Notes & Quotes
- Denisoff notes that Machen’s The Great God Pan as well as his other fiction contain depictions of London that fit within the urban gothic, as well as other genres which Machen’s work overlaps. In this instance, London is used “as a metaphor for the convolutions of the human mind both maniac and depressing” (20). This also fits with the general narrative structure of the novel, which refuses any one narrator or perspective, jumps across time, and is purposefully convoluted. Denissoff ascribes narrative liveliness to Decadence (which challenged dead conceptions of literature). The Great God Pan certainly fits this aspect of the definition, as it is just as maniac and convoluted as Machen’s London. I think this is a really great aspect of Machen’s work to compare with Louis Stevenson’s London in Dr. Jekyll and Mr. Hyde, which was also distressingly confusing and is considered a Decadent work, with a non-decadent work like Sir Conan Doyle’s The Sign of the Four, which refuses to allow London to become confusing and maniac as Sherlock Holmes navigates and labels the urban streets successfully even when blindfolded. Below are two major passages from The Great God Pan that describe London:
Austin put down the paper in mute horror. “I shall leave London to-morrow.” He said, “it is a city of nightmares.” (36)”…it is an old story, an old mystery played in our day, and in dim London streets instead of amidst the vineyards and the olive gardens…” (42-3)
The Great God Pan also contains reference to the “sordid murders of Whitechapel,” or the Jack the Ripper murders, a major true rendition of the urban gothic crime narrative. However, Machen’s narrator is clear to highlight the ways in which his narrative reverses the story of Jack the Ripper- the victims here are all wealthy males rather than poor women, the murders here occur in the fashionable east end, rather than the West, and all of the male victims were “of good positioned ample means…to all appearances in love with the world” (33).
- There is definitely some role that class plays in this novel. Not only do the attacks of suicidal mania focus solely on rich males, but in the opening chapter, Dr. Raymond explains his choice of experimental subject in Emily through the power he has over her: “…As you know, I rescued Mary from the gutter, and from almost certain starvation, when she was a child; I think her life is mine, to use as I see fit…” (4).
- Machen is complex in his stance on the new women issue.
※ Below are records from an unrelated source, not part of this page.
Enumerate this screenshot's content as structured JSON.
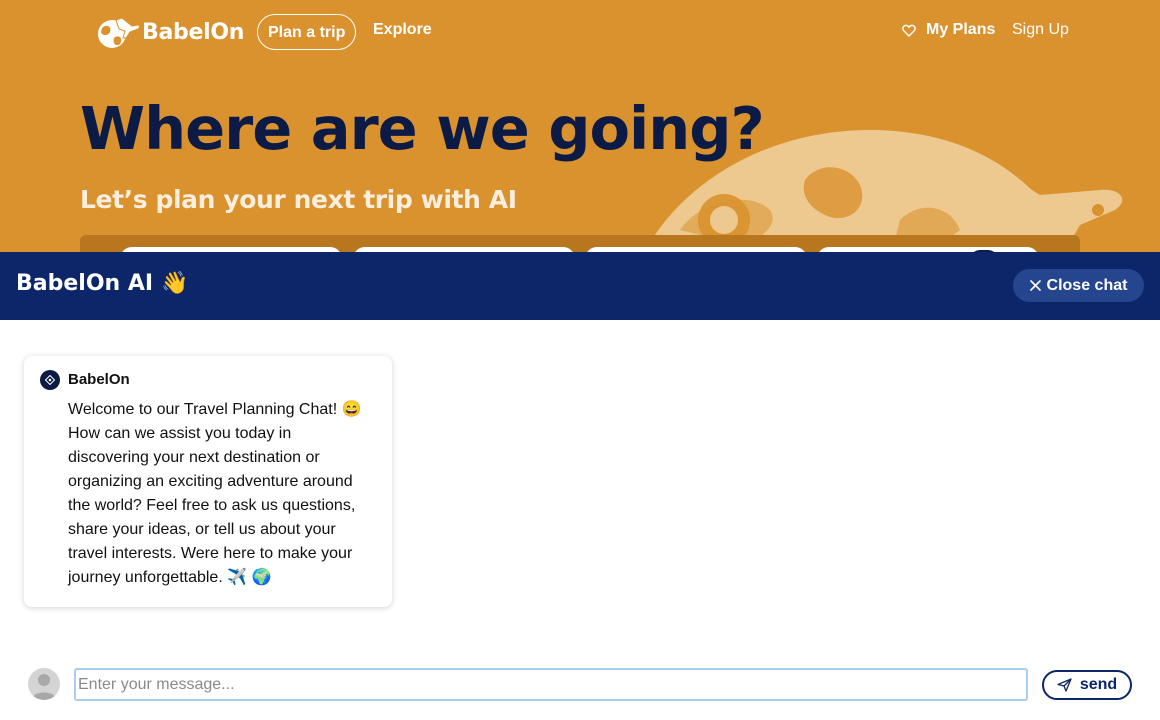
{
  "nav": {
    "brand": "BabelOn",
    "plan_trip": "Plan a trip",
    "explore": "Explore",
    "my_plans": "My Plans",
    "sign_up": "Sign Up"
  },
  "hero": {
    "title": "Where are we going?",
    "subtitle": "Let’s plan your next trip with AI"
  },
  "chat": {
    "title": "BabelOn AI",
    "title_emoji": "👋",
    "close_label": "Close chat",
    "messages": [
      {
        "sender": "BabelOn",
        "text": "Welcome to our Travel Planning Chat! 😄 How can we assist you today in discovering your next destination or organizing an exciting adventure around the world? Feel free to ask us questions, share your ideas, or tell us about your travel interests. Were here to make your journey unforgettable. ✈️ 🌍"
      }
    ],
    "input_placeholder": "Enter your message...",
    "send_label": "send"
  },
  "colors": {
    "hero_bg": "#d9922e",
    "navy": "#0c1b45",
    "chat_header_bg": "#0d2669",
    "close_button_bg": "#25458f",
    "input_border": "#a9cdef"
  },
  "icons": {
    "logo": "globe-plane-icon",
    "my_plans": "heart-icon",
    "close": "close-icon",
    "send": "send-icon",
    "user": "user-avatar-icon",
    "bot": "bot-avatar-icon"
  }
}
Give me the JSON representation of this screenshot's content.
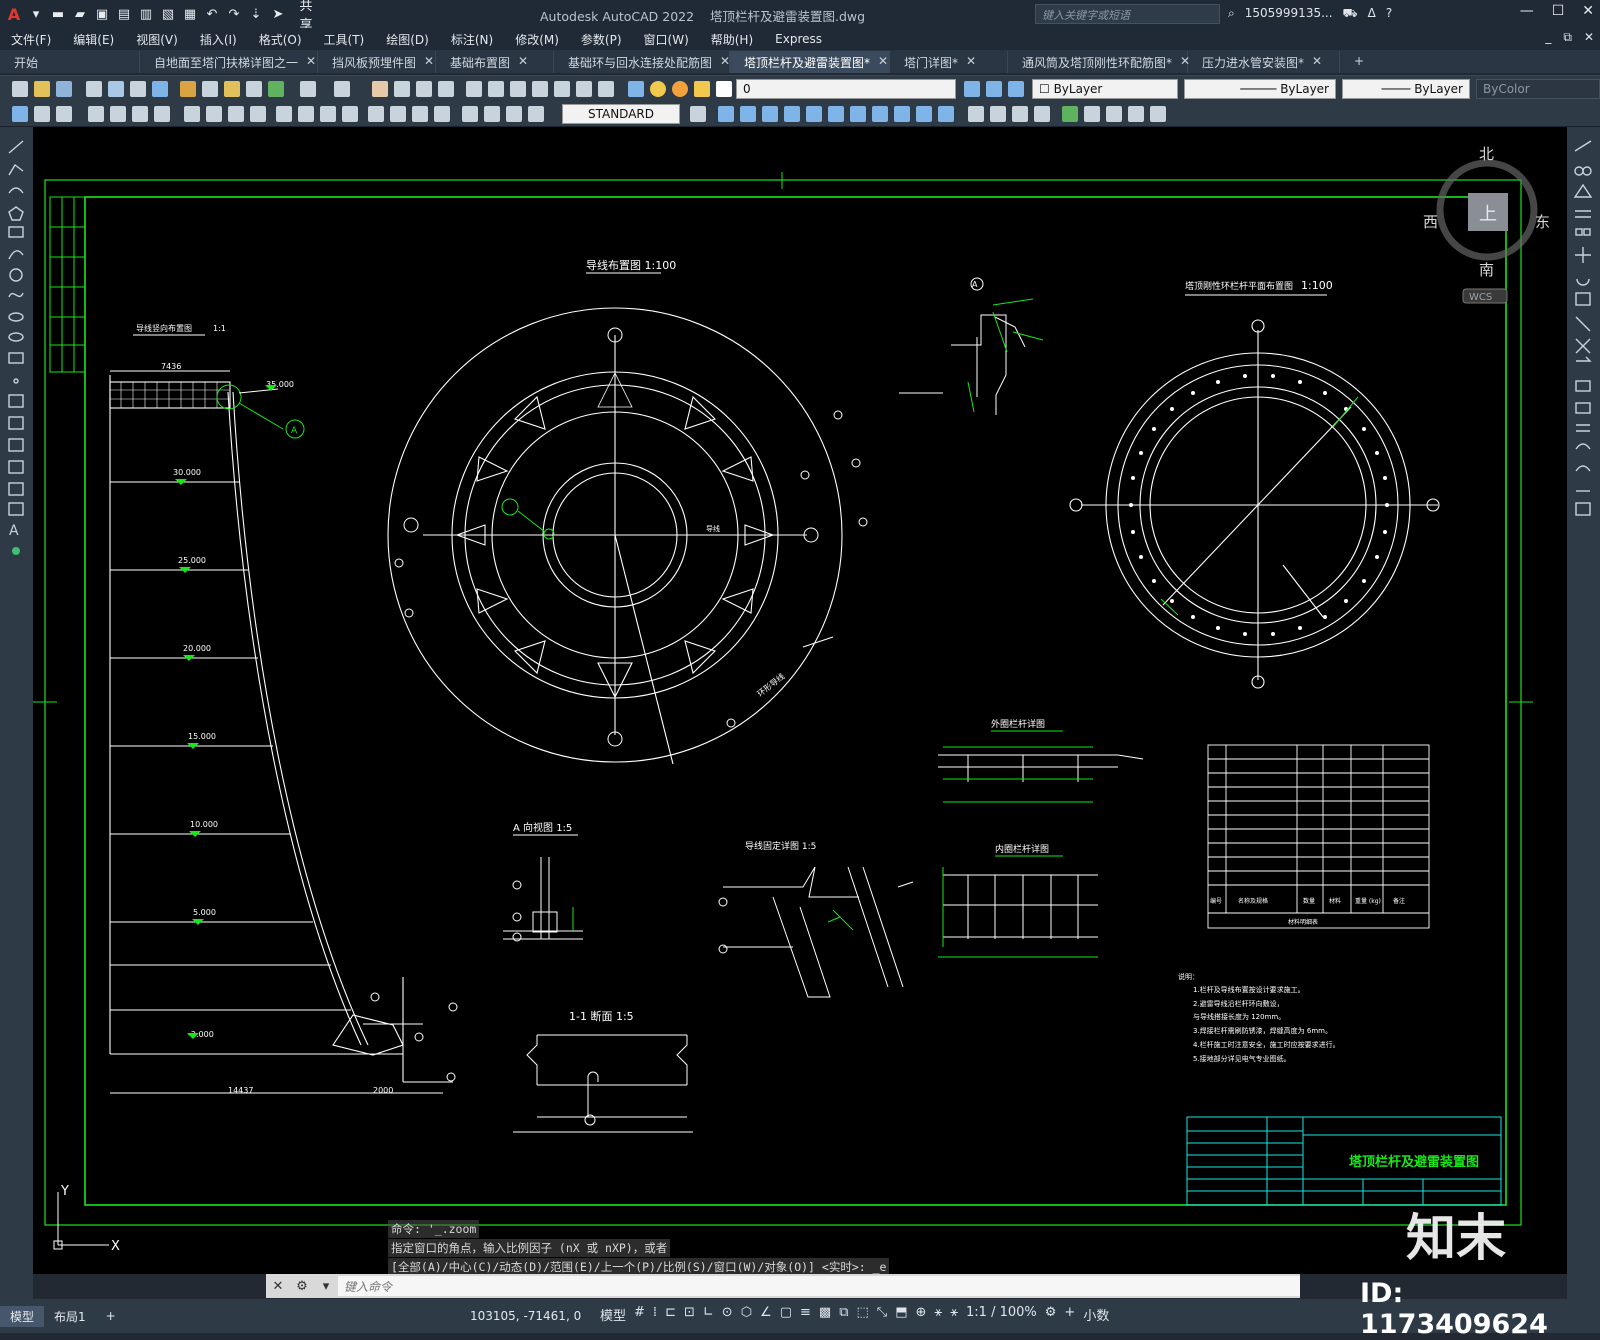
{
  "app": {
    "title": "Autodesk AutoCAD 2022",
    "file": "塔顶栏杆及避雷装置图.dwg",
    "share_label": "共享",
    "search_placeholder": "键入关键字或短语",
    "user": "1505999135...",
    "logo_letter": "A"
  },
  "menu": [
    "文件(F)",
    "编辑(E)",
    "视图(V)",
    "插入(I)",
    "格式(O)",
    "工具(T)",
    "绘图(D)",
    "标注(N)",
    "修改(M)",
    "参数(P)",
    "窗口(W)",
    "帮助(H)",
    "Express"
  ],
  "tabs": [
    {
      "label": "开始",
      "active": false
    },
    {
      "label": "自地面至塔门扶梯详图之一",
      "active": false
    },
    {
      "label": "挡风板预埋件图",
      "active": false
    },
    {
      "label": "基础布置图",
      "active": false
    },
    {
      "label": "基础环与回水连接处配筋图",
      "active": false
    },
    {
      "label": "塔顶栏杆及避雷装置图*",
      "active": true
    },
    {
      "label": "塔门详图*",
      "active": false
    },
    {
      "label": "通风筒及塔顶刚性环配筋图*",
      "active": false
    },
    {
      "label": "压力进水管安装图*",
      "active": false
    }
  ],
  "properties": {
    "layer": "0",
    "color": "ByLayer",
    "linetype": "ByLayer",
    "lineweight": "ByLayer",
    "plotstyle": "ByColor",
    "textstyle": "STANDARD"
  },
  "viewcube": {
    "north": "北",
    "south": "南",
    "east": "东",
    "west": "西",
    "face": "上",
    "ucs": "WCS"
  },
  "drawing": {
    "elev_title": "导线竖向布置图",
    "elev_scale": "1:1",
    "plan_title": "导线布置图 1:100",
    "ring_title": "塔顶刚性环栏杆平面布置图",
    "ring_scale": "1:100",
    "outer_rail": "外圈栏杆详图",
    "inner_rail": "内圈栏杆详图",
    "view_a": "A 向视图 1:5",
    "wire_fix": "导线固定详图 1:5",
    "section": "1-1 断面 1:5",
    "dim_top": "7436",
    "dim_bottom": "14437",
    "dim_right": "2000",
    "elevations": [
      "35.000",
      "30.000",
      "25.000",
      "20.000",
      "15.000",
      "10.000",
      "5.000",
      "-2.000"
    ],
    "notes_title": "说明：",
    "notes": [
      "1.栏杆及导线布置按设计要求施工。",
      "2.避雷导线沿栏杆环向敷设，",
      "   与导线搭接长度为 120mm。",
      "3.焊接栏杆需刷防锈漆，焊缝高度为 6mm。",
      "4.栏杆施工时注意安全，施工时应按要求进行。",
      "5.接地部分详见电气专业图纸。"
    ],
    "title_block": "塔顶栏杆及避雷装置图",
    "ring_label": "环形导线",
    "wire_label": "导线",
    "table_footer": "材料明细表",
    "table_header": [
      "编号",
      "名称及规格",
      "数量",
      "材料",
      "重量 (kg)",
      "备注"
    ]
  },
  "command": {
    "history": [
      "命令: '_.zoom",
      "指定窗口的角点，输入比例因子 (nX 或 nXP)，或者",
      "[全部(A)/中心(C)/动态(D)/范围(E)/上一个(P)/比例(S)/窗口(W)/对象(O)] <实时>: _e"
    ],
    "placeholder": "键入命令"
  },
  "status": {
    "layout_tabs": [
      "模型",
      "布局1"
    ],
    "coords": "103105, -71461, 0",
    "model": "模型",
    "scale": "1:1 / 100%",
    "units": "小数"
  },
  "watermark": {
    "brand": "知末",
    "id": "ID: 1173409624"
  }
}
Although the women in this novel are either silent, evil, or both (Helen doesn’t speak once in the entire novel), Denisoff lists the ways that Machen links Helen to his own life and biography and how his two marriages were to women who challenged traditional gender norms and behaviors.